**Your instructions:** Output the listing below, keeping each line exactly as it stands.

**Material for the task:**
=== Section Start ===

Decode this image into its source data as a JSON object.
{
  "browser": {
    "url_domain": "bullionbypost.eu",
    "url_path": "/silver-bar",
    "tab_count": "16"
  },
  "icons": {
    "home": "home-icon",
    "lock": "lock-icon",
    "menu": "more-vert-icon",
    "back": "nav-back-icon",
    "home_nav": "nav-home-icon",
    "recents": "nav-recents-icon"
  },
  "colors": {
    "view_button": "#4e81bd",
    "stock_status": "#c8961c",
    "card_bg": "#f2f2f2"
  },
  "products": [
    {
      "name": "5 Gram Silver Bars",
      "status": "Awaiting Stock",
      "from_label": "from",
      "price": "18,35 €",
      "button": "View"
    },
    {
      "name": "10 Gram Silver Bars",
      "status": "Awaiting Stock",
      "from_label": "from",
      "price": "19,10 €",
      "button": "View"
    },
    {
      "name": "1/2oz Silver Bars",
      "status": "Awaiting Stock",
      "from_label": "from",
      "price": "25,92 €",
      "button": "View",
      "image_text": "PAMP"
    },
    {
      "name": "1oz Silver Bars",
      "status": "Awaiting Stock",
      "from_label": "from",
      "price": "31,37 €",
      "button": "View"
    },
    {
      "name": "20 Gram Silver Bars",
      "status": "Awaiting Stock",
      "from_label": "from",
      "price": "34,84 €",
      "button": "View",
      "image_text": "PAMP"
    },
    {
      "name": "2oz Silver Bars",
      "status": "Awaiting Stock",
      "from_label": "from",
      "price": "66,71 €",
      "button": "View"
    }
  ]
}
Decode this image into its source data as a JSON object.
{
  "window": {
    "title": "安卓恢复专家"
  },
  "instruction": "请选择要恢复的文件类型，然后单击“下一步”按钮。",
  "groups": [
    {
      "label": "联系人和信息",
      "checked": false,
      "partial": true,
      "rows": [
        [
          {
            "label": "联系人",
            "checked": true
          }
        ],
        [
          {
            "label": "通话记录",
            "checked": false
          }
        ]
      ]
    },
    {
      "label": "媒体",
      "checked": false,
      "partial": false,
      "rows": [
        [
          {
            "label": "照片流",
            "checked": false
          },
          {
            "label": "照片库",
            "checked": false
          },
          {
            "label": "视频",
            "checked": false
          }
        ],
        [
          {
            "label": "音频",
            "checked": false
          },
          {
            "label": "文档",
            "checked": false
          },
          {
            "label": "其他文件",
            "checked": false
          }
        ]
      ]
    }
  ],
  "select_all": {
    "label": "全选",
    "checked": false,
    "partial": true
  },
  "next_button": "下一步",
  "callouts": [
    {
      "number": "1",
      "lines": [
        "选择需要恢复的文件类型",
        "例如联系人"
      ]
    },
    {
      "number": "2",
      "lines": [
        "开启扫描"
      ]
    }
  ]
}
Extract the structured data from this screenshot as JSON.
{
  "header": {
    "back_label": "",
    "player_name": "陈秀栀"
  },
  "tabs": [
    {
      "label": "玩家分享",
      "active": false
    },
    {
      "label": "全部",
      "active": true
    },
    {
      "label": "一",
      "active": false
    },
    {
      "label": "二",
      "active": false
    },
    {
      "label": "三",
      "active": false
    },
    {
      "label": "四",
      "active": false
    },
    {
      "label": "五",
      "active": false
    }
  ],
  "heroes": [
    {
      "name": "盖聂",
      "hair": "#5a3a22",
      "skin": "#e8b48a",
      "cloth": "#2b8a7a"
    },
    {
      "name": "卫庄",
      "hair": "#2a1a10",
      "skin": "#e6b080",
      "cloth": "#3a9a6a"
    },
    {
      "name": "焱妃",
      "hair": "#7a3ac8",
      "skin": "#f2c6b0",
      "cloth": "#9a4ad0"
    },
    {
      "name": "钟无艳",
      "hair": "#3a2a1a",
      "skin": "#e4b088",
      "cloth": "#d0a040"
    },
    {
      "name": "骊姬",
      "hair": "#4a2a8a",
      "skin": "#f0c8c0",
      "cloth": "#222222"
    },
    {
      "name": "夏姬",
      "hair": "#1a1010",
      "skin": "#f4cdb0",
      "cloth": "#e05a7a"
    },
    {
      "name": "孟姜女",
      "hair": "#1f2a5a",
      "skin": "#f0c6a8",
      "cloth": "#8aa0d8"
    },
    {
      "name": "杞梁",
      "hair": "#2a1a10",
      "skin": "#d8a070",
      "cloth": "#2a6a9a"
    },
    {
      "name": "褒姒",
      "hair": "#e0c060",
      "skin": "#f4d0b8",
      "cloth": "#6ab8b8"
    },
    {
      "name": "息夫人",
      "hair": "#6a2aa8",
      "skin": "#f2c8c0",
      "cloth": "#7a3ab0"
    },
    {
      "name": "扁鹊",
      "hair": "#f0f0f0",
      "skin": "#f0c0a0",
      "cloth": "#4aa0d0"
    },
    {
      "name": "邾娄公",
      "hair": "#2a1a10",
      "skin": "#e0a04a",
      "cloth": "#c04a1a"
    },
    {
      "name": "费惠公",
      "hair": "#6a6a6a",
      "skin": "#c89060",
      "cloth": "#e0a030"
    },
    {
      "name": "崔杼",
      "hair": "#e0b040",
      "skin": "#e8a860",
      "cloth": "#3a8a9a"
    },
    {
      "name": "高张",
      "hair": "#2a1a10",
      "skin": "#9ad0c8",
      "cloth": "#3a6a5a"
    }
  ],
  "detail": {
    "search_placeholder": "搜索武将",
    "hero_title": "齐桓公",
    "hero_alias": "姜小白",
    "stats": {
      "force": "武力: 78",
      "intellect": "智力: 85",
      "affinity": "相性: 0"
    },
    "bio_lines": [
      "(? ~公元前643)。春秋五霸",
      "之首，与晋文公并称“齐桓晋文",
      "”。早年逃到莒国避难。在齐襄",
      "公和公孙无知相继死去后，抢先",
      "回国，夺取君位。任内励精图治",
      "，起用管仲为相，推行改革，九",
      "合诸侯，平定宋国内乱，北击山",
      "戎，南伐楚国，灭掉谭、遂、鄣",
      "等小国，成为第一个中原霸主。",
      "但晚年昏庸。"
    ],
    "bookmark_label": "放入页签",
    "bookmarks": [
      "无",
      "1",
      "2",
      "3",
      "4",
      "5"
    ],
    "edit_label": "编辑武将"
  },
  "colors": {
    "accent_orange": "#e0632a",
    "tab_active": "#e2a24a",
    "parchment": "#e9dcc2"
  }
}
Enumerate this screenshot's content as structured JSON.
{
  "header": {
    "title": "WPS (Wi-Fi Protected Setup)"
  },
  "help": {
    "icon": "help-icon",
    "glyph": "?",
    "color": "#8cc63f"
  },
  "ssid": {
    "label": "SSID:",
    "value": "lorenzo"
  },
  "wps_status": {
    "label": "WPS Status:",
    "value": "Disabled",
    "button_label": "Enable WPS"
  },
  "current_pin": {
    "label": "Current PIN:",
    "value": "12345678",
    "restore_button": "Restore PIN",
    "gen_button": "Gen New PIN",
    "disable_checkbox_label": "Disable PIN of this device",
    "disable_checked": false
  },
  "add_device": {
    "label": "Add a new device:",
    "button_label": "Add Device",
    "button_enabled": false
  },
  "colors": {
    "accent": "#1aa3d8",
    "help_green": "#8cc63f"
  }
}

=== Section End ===

**Result of this exercise:**
Decode this image into its source data as a JSON object.
{
  "browser": {
    "url_domain": "bullionbypost.eu",
    "url_path": "/silver-bar",
    "tab_count": "16"
  },
  "icons": {
    "home": "home-icon",
    "lock": "lock-icon",
    "menu": "more-vert-icon",
    "back": "nav-back-icon",
    "home_nav": "nav-home-icon",
    "recents": "nav-recents-icon"
  },
  "colors": {
    "view_button": "#4e81bd",
    "stock_status": "#c8961c",
    "card_bg": "#f2f2f2"
  },
  "products": [
    {
      "name": "5 Gram Silver Bars",
      "status": "Awaiting Stock",
      "from_label": "from",
      "price": "18,35 €",
      "button": "View"
    },
    {
      "name": "10 Gram Silver Bars",
      "status": "Awaiting Stock",
      "from_label": "from",
      "price": "19,10 €",
      "button": "View"
    },
    {
      "name": "1/2oz Silver Bars",
      "status": "Awaiting Stock",
      "from_label": "from",
      "price": "25,92 €",
      "button": "View",
      "image_text": "PAMP"
    },
    {
      "name": "1oz Silver Bars",
      "status": "Awaiting Stock",
      "from_label": "from",
      "price": "31,37 €",
      "button": "View"
    },
    {
      "name": "20 Gram Silver Bars",
      "status": "Awaiting Stock",
      "from_label": "from",
      "price": "34,84 €",
      "button": "View",
      "image_text": "PAMP"
    },
    {
      "name": "2oz Silver Bars",
      "status": "Awaiting Stock",
      "from_label": "from",
      "price": "66,71 €",
      "button": "View"
    }
  ]
}
Decode this image into its source data as a JSON object.
{
  "window": {
    "title": "安卓恢复专家"
  },
  "instruction": "请选择要恢复的文件类型，然后单击“下一步”按钮。",
  "groups": [
    {
      "label": "联系人和信息",
      "checked": false,
      "partial": true,
      "rows": [
        [
          {
            "label": "联系人",
            "checked": true
          }
        ],
        [
          {
            "label": "通话记录",
            "checked": false
          }
        ]
      ]
    },
    {
      "label": "媒体",
      "checked": false,
      "partial": false,
      "rows": [
        [
          {
            "label": "照片流",
            "checked": false
          },
          {
            "label": "照片库",
            "checked": false
          },
          {
            "label": "视频",
            "checked": false
          }
        ],
        [
          {
            "label": "音频",
            "checked": false
          },
          {
            "label": "文档",
            "checked": false
          },
          {
            "label": "其他文件",
            "checked": false
          }
        ]
      ]
    }
  ],
  "select_all": {
    "label": "全选",
    "checked": false,
    "partial": true
  },
  "next_button": "下一步",
  "callouts": [
    {
      "number": "1",
      "lines": [
        "选择需要恢复的文件类型",
        "例如联系人"
      ]
    },
    {
      "number": "2",
      "lines": [
        "开启扫描"
      ]
    }
  ]
}
Extract the structured data from this screenshot as JSON.
{
  "header": {
    "back_label": "",
    "player_name": "陈秀栀"
  },
  "tabs": [
    {
      "label": "玩家分享",
      "active": false
    },
    {
      "label": "全部",
      "active": true
    },
    {
      "label": "一",
      "active": false
    },
    {
      "label": "二",
      "active": false
    },
    {
      "label": "三",
      "active": false
    },
    {
      "label": "四",
      "active": false
    },
    {
      "label": "五",
      "active": false
    }
  ],
  "heroes": [
    {
      "name": "盖聂",
      "hair": "#5a3a22",
      "skin": "#e8b48a",
      "cloth": "#2b8a7a"
    },
    {
      "name": "卫庄",
      "hair": "#2a1a10",
      "skin": "#e6b080",
      "cloth": "#3a9a6a"
    },
    {
      "name": "焱妃",
      "hair": "#7a3ac8",
      "skin": "#f2c6b0",
      "cloth": "#9a4ad0"
    },
    {
      "name": "钟无艳",
      "hair": "#3a2a1a",
      "skin": "#e4b088",
      "cloth": "#d0a040"
    },
    {
      "name": "骊姬",
      "hair": "#4a2a8a",
      "skin": "#f0c8c0",
      "cloth": "#222222"
    },
    {
      "name": "夏姬",
      "hair": "#1a1010",
      "skin": "#f4cdb0",
      "cloth": "#e05a7a"
    },
    {
      "name": "孟姜女",
      "hair": "#1f2a5a",
      "skin": "#f0c6a8",
      "cloth": "#8aa0d8"
    },
    {
      "name": "杞梁",
      "hair": "#2a1a10",
      "skin": "#d8a070",
      "cloth": "#2a6a9a"
    },
    {
      "name": "褒姒",
      "hair": "#e0c060",
      "skin": "#f4d0b8",
      "cloth": "#6ab8b8"
    },
    {
      "name": "息夫人",
      "hair": "#6a2aa8",
      "skin": "#f2c8c0",
      "cloth": "#7a3ab0"
    },
    {
      "name": "扁鹊",
      "hair": "#f0f0f0",
      "skin": "#f0c0a0",
      "cloth": "#4aa0d0"
    },
    {
      "name": "邾娄公",
      "hair": "#2a1a10",
      "skin": "#e0a04a",
      "cloth": "#c04a1a"
    },
    {
      "name": "费惠公",
      "hair": "#6a6a6a",
      "skin": "#c89060",
      "cloth": "#e0a030"
    },
    {
      "name": "崔杼",
      "hair": "#e0b040",
      "skin": "#e8a860",
      "cloth": "#3a8a9a"
    },
    {
      "name": "高张",
      "hair": "#2a1a10",
      "skin": "#9ad0c8",
      "cloth": "#3a6a5a"
    }
  ],
  "detail": {
    "search_placeholder": "搜索武将",
    "hero_title": "齐桓公",
    "hero_alias": "姜小白",
    "stats": {
      "force": "武力: 78",
      "intellect": "智力: 85",
      "affinity": "相性: 0"
    },
    "bio_lines": [
      "(? ~公元前643)。春秋五霸",
      "之首，与晋文公并称“齐桓晋文",
      "”。早年逃到莒国避难。在齐襄",
      "公和公孙无知相继死去后，抢先",
      "回国，夺取君位。任内励精图治",
      "，起用管仲为相，推行改革，九",
      "合诸侯，平定宋国内乱，北击山",
      "戎，南伐楚国，灭掉谭、遂、鄣",
      "等小国，成为第一个中原霸主。",
      "但晚年昏庸。"
    ],
    "bookmark_label": "放入页签",
    "bookmarks": [
      "无",
      "1",
      "2",
      "3",
      "4",
      "5"
    ],
    "edit_label": "编辑武将"
  },
  "colors": {
    "accent_orange": "#e0632a",
    "tab_active": "#e2a24a",
    "parchment": "#e9dcc2"
  }
}
Enumerate this screenshot's content as structured JSON.
{
  "header": {
    "title": "WPS (Wi-Fi Protected Setup)"
  },
  "help": {
    "icon": "help-icon",
    "glyph": "?",
    "color": "#8cc63f"
  },
  "ssid": {
    "label": "SSID:",
    "value": "lorenzo"
  },
  "wps_status": {
    "label": "WPS Status:",
    "value": "Disabled",
    "button_label": "Enable WPS"
  },
  "current_pin": {
    "label": "Current PIN:",
    "value": "12345678",
    "restore_button": "Restore PIN",
    "gen_button": "Gen New PIN",
    "disable_checkbox_label": "Disable PIN of this device",
    "disable_checked": false
  },
  "add_device": {
    "label": "Add a new device:",
    "button_label": "Add Device",
    "button_enabled": false
  },
  "colors": {
    "accent": "#1aa3d8",
    "help_green": "#8cc63f"
  }
}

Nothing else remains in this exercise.